According to Barbour, Momentum’s Mississippi Defense Initiative will increase collaboration among defense contractors, federal, state and local government and the universities.
Yes, but is it working?
With workforce training at the forefront of Mississippi’s recruitment efforts, Momentum Mississippi has created an accountability program to measure the results of training dollars. Are people who go through the training getting jobs or better jobs? Are companies getting better workers? Pilot programs are underway at Northeast Community College, Itawamaba Community College, Mississippi Gulf Coast Community College and the WIN Job Centers to find out.
“In the mid-1990s the state started looking at workforce training and tried to go down a path to create world-class training, but you’re not going to know unless you’ve measured it,” said Topazi.
The accountability program received approval from 98% of the board at the meeting.
Also in the works is Momentum’s Mississippi Angel Fund, the state’s only venture capital fund funded exclusively by private investors. It is led by John Palmer, Southern Farm Bureau Life Insurance Company, Jim Barksdale and Ben Walton.
The goal is to raise $10 million by the end of 2006 and $20 million by the end of 2007. Topazi said $6 million has been raised so far, and the Angel Fund has already funded two start-up companies, ANI Pharmaceuticals of Gulfport and SemiSouth Laboratories of Starkville. “They were trying to get to the next level, and they needed some venture capital,” said Topazi.
ANI is a specialty pharmaceutical company that manufactures liquid and powder pharmaceuticals and has performed contract manufacturing for some of the world’s largest pharmaceutical companies. SemiSouth is a silicon carbide-based semiconductor company that was started in 2000 by two Mississippi State University professors who were involved in silicon carbide research and development.
Barbour said Momentum is offering incentives to companies that were previously ineligible, and this is critical in helping the state attract service industries and high-tech companies.
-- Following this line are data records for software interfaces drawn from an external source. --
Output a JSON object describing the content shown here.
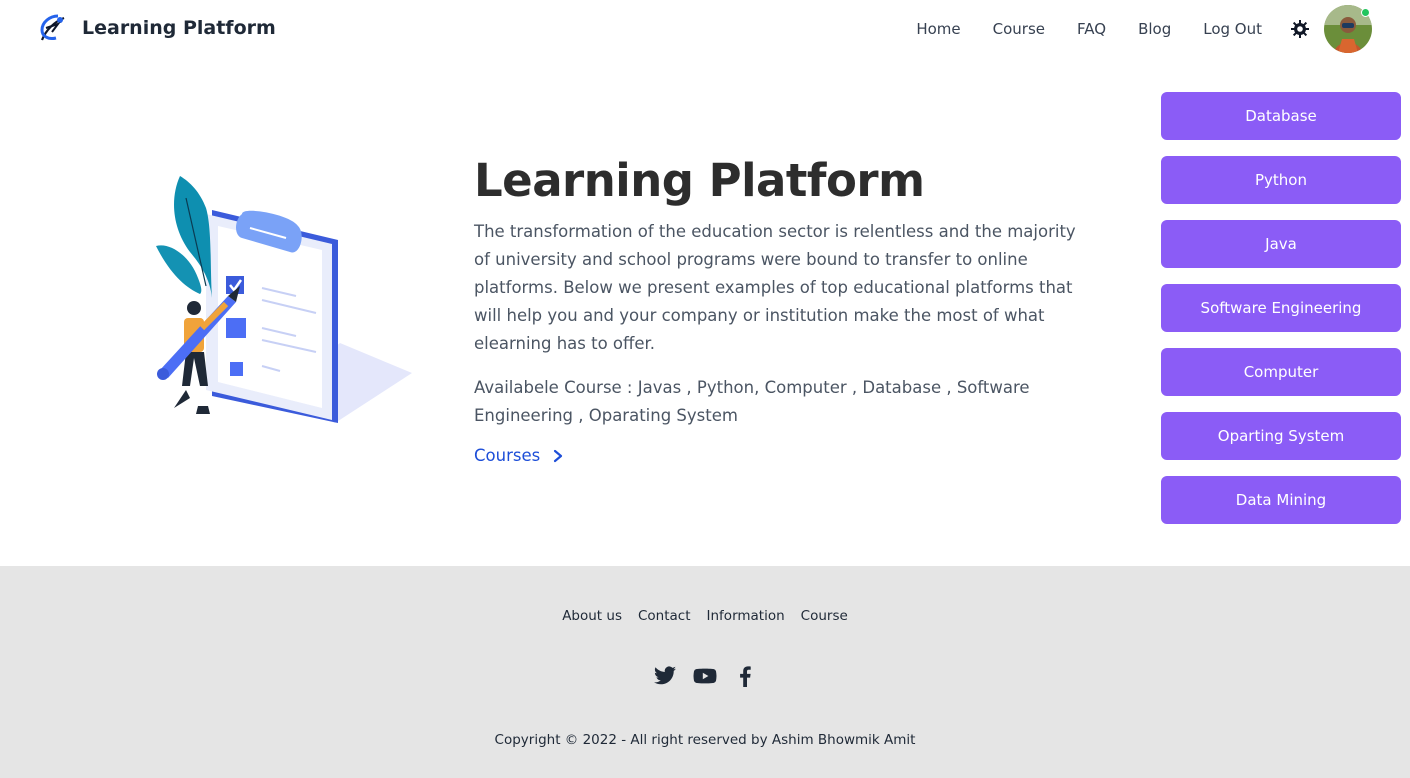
{
  "header": {
    "brand": "Learning Platform",
    "nav": [
      "Home",
      "Course",
      "FAQ",
      "Blog",
      "Log Out"
    ],
    "theme_icon": "gear-icon",
    "avatar_status_color": "#22c55e"
  },
  "hero": {
    "title": "Learning Platform",
    "description": "The transformation of the education sector is relentless and the majority of university and school programs were bound to transfer to online platforms. Below we present examples of top educational platforms that will help you and your company or institution make the most of what elearning has to offer.",
    "available_courses": "Availabele Course : Javas , Python, Computer , Database , Software Engineering , Oparating System",
    "courses_link": "Courses"
  },
  "categories": [
    "Database",
    "Python",
    "Java",
    "Software Engineering",
    "Computer",
    "Oparting System",
    "Data Mining"
  ],
  "footer": {
    "links": [
      "About us",
      "Contact",
      "Information",
      "Course"
    ],
    "social": [
      "twitter-icon",
      "youtube-icon",
      "facebook-icon"
    ],
    "copyright": "Copyright © 2022 - All right reserved by Ashim Bhowmik Amit"
  },
  "colors": {
    "accent": "#8b5cf6",
    "link": "#1d4ed8",
    "footer_bg": "#e5e5e5",
    "title": "#2d2d2d"
  }
}
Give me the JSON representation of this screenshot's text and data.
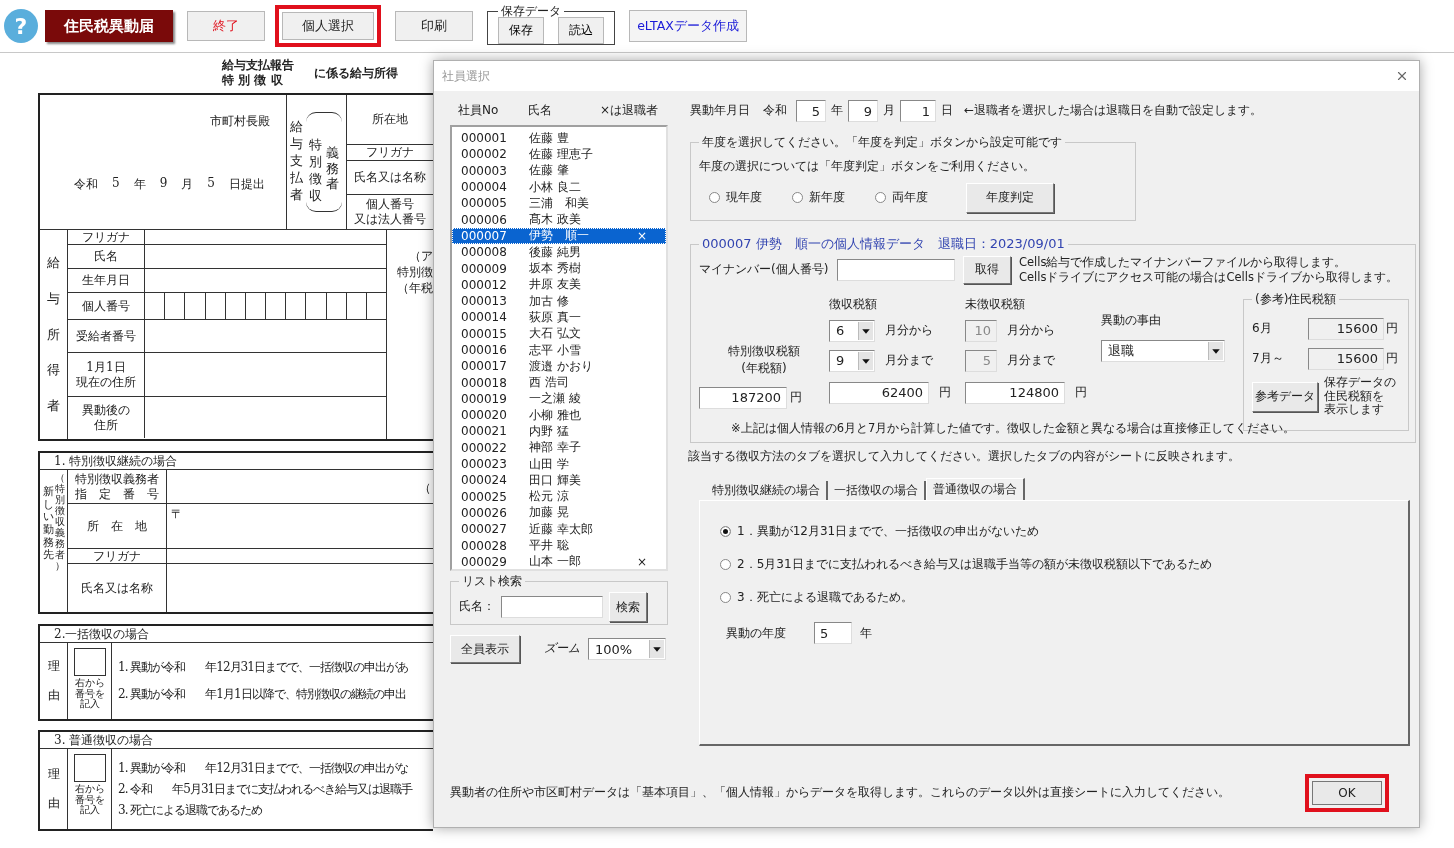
{
  "toolbar": {
    "help": "?",
    "title": "住民税異動届",
    "buttons": [
      {
        "label": "終了",
        "kind": "danger",
        "highlighted": false
      },
      {
        "label": "個人選択",
        "kind": "normal",
        "highlighted": true
      },
      {
        "label": "印刷",
        "kind": "normal",
        "highlighted": false
      }
    ],
    "saved_data": {
      "legend": "保存データ",
      "buttons": [
        "保存",
        "読込"
      ]
    },
    "eltax": {
      "label": "eLTAXデータ作成"
    }
  },
  "sheet": {
    "heading": {
      "line_1": "給与支払報告",
      "line_2": "特 別 徴 収",
      "suffix": "に係る給与所得"
    },
    "payer": {
      "addressee": "市町村長殿",
      "submitted": [
        "令和",
        "5",
        "年",
        "9",
        "月",
        "5",
        "日提出"
      ],
      "side_label": "給与支払者",
      "duty_label_1": "特別徴収",
      "duty_label_2": "義務者",
      "fields": [
        [
          "所在地"
        ],
        [
          "フリガナ"
        ],
        [
          "氏名又は名称"
        ],
        [
          "個人番号",
          "又は法人番号"
        ]
      ]
    },
    "employee": {
      "side_label": "給与所得者",
      "rows": [
        {
          "label": [
            "フリガナ"
          ],
          "kind": "text"
        },
        {
          "label": [
            "氏名"
          ],
          "kind": "text"
        },
        {
          "label": [
            "生年月日"
          ],
          "kind": "text"
        },
        {
          "label": [
            "個人番号"
          ],
          "kind": "digits"
        },
        {
          "label": [
            "受給者番号"
          ],
          "kind": "text"
        },
        {
          "label": [
            "1月1日",
            "現在の住所"
          ],
          "kind": "text"
        },
        {
          "label": [
            "異動後の",
            "住所"
          ],
          "kind": "text"
        }
      ],
      "right_texts": [
        "（ア",
        "特別徴",
        "（年税"
      ]
    },
    "section_1": {
      "title": "1. 特別徴収継続の場合",
      "side_label_1": "新しい勤務先",
      "side_label_2": "（特別徴収義務者）",
      "rows": [
        {
          "label": [
            "特別徴収義務者",
            "指　定　番　号"
          ],
          "trailing": "（"
        },
        {
          "label": [
            "所　在　地"
          ],
          "value": "〒"
        },
        {
          "label": [
            "フリガナ"
          ]
        },
        {
          "label": [
            "氏名又は名称"
          ]
        }
      ]
    },
    "section_2": {
      "title": "2.一括徴収の場合",
      "reason_label": "理由",
      "box_note": [
        "右から",
        "番号を",
        "記入"
      ],
      "lines": [
        {
          "lead": "1. 異動が令和",
          "rest": "年12月31日までで、一括徴収の申出があ"
        },
        {
          "lead": "2. 異動が令和",
          "rest": "年1月1日以降で、特別徴収の継続の申出"
        }
      ]
    },
    "section_3": {
      "title": "3. 普通徴収の場合",
      "reason_label": "理由",
      "box_note": [
        "右から",
        "番号を",
        "記入"
      ],
      "lines": [
        {
          "lead": "1. 異動が令和",
          "rest": "年12月31日までで、一括徴収の申出がな"
        },
        {
          "lead": "2. 令和",
          "rest": "年5月31日までに支払われるべき給与又は退職手"
        },
        {
          "lead": "3. 死亡による退職であるため"
        }
      ]
    }
  },
  "dialog": {
    "title": "社員選択",
    "list_header": [
      "社員No",
      "氏名",
      "×は退職者"
    ],
    "employees": [
      {
        "no": "000001",
        "name": "佐藤 豊",
        "selected": false
      },
      {
        "no": "000002",
        "name": "佐藤 理恵子",
        "selected": false
      },
      {
        "no": "000003",
        "name": "佐藤 肇",
        "selected": false
      },
      {
        "no": "000004",
        "name": "小林 良二",
        "selected": false
      },
      {
        "no": "000005",
        "name": "三浦　和美",
        "selected": false
      },
      {
        "no": "000006",
        "name": "髙木 政美",
        "selected": false
      },
      {
        "no": "000007",
        "name": "伊勢　順一",
        "selected": true,
        "retired_mark": "×"
      },
      {
        "no": "000008",
        "name": "後藤 純男",
        "selected": false
      },
      {
        "no": "000009",
        "name": "坂本 秀樹",
        "selected": false
      },
      {
        "no": "000012",
        "name": "井原 友美",
        "selected": false
      },
      {
        "no": "000013",
        "name": "加古 修",
        "selected": false
      },
      {
        "no": "000014",
        "name": "荻原 真一",
        "selected": false
      },
      {
        "no": "000015",
        "name": "大石 弘文",
        "selected": false
      },
      {
        "no": "000016",
        "name": "志平 小雪",
        "selected": false
      },
      {
        "no": "000017",
        "name": "渡邉 かおり",
        "selected": false
      },
      {
        "no": "000018",
        "name": "西 浩司",
        "selected": false
      },
      {
        "no": "000019",
        "name": "一之瀬 綾",
        "selected": false
      },
      {
        "no": "000020",
        "name": "小柳 雅也",
        "selected": false
      },
      {
        "no": "000021",
        "name": "内野 猛",
        "selected": false
      },
      {
        "no": "000022",
        "name": "神部 幸子",
        "selected": false
      },
      {
        "no": "000023",
        "name": "山田 学",
        "selected": false
      },
      {
        "no": "000024",
        "name": "田口 輝美",
        "selected": false
      },
      {
        "no": "000025",
        "name": "松元 涼",
        "selected": false
      },
      {
        "no": "000026",
        "name": "加藤 晃",
        "selected": false
      },
      {
        "no": "000027",
        "name": "近藤 幸太郎",
        "selected": false
      },
      {
        "no": "000028",
        "name": "平井 聡",
        "selected": false
      },
      {
        "no": "000029",
        "name": "山本 一郎",
        "selected": false,
        "retired_mark": "×"
      }
    ],
    "search": {
      "legend": "リスト検索",
      "label": "氏名：",
      "button": "検索"
    },
    "show_all": "全員表示",
    "zoom": {
      "label": "ズーム",
      "value": "100%"
    },
    "date": {
      "label": "異動年月日",
      "era": "令和",
      "year": "5",
      "year_unit": "年",
      "month": "9",
      "month_unit": "月",
      "day": "1",
      "day_unit": "日",
      "note": "←退職者を選択した場合は退職日を自動で設定します。"
    },
    "fiscal": {
      "legend": "年度を選択してください。「年度を判定」ボタンから設定可能です",
      "note": "年度の選択については「年度判定」ボタンをご利用ください。",
      "options": [
        {
          "label": "現年度",
          "selected": false
        },
        {
          "label": "新年度",
          "selected": false
        },
        {
          "label": "両年度",
          "selected": false
        }
      ],
      "button": "年度判定"
    },
    "personal": {
      "legend": "000007 伊勢　順一の個人情報データ　退職日：2023/09/01",
      "mynumber_label": "マイナンバー(個人番号)",
      "fetch_button": "取得",
      "fetch_note": [
        "Cells給与で作成したマイナンバーファイルから取得します。",
        "Cellsドライブにアクセス可能の場合はCellsドライブから取得します。"
      ],
      "annual_label": [
        "特別徴収税額",
        "(年税額)"
      ],
      "annual": {
        "value": "187200",
        "unit": "円"
      },
      "columns": [
        {
          "label": "徴収税額",
          "rows": [
            {
              "value": "6",
              "unit": "月分から",
              "kind": "select"
            },
            {
              "value": "9",
              "unit": "月分まで",
              "kind": "select"
            },
            {
              "value": "62400",
              "unit": "円",
              "kind": "amount"
            }
          ]
        },
        {
          "label": "未徴収税額",
          "rows": [
            {
              "value": "10",
              "unit": "月分から",
              "kind": "disabled"
            },
            {
              "value": "5",
              "unit": "月分まで",
              "kind": "disabled"
            },
            {
              "value": "124800",
              "unit": "円",
              "kind": "amount"
            }
          ]
        }
      ],
      "reason_label": "異動の事由",
      "reason": "退職",
      "reference": {
        "legend": "(参考)住民税額",
        "rows": [
          {
            "label": "6月",
            "value": "15600",
            "unit": "円"
          },
          {
            "label": "7月～",
            "value": "15600",
            "unit": "円"
          }
        ],
        "button": "参考データ",
        "note": [
          "保存データの",
          "住民税額を",
          "表示します"
        ]
      },
      "note": "※上記は個人情報の6月と7月から計算した値です。徴収した金額と異なる場合は直接修正してください。"
    },
    "tab_note": "該当する徴収方法のタブを選択して入力してください。選択したタブの内容がシートに反映されます。",
    "tabs": [
      {
        "label": "特別徴収継続の場合",
        "selected": false
      },
      {
        "label": "一括徴収の場合",
        "selected": false
      },
      {
        "label": "普通徴収の場合",
        "selected": true
      }
    ],
    "reasons": [
      {
        "label": "1．異動が12月31日までで、一括徴収の申出がないため",
        "selected": true
      },
      {
        "label": "2．5月31日までに支払われるべき給与又は退職手当等の額が未徴収税額以下であるため",
        "selected": false
      },
      {
        "label": "3．死亡による退職であるため。",
        "selected": false
      }
    ],
    "change_year": {
      "label": "異動の年度",
      "value": "5",
      "unit": "年"
    },
    "footer_note": "異動者の住所や市区町村データは「基本項目」、「個人情報」からデータを取得します。これらのデータ以外は直接シートに入力してください。",
    "ok": {
      "label": "OK",
      "highlighted": true
    }
  }
}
“Momentum’s biggest contribution to Mississippi is its teaching state government how to tailor our economic development programs to what’s really happening in the American economy,” said Barbour.
Contact MBJ Contributing Writer Kelly Ingebretsen at firstname.lastname@example.org.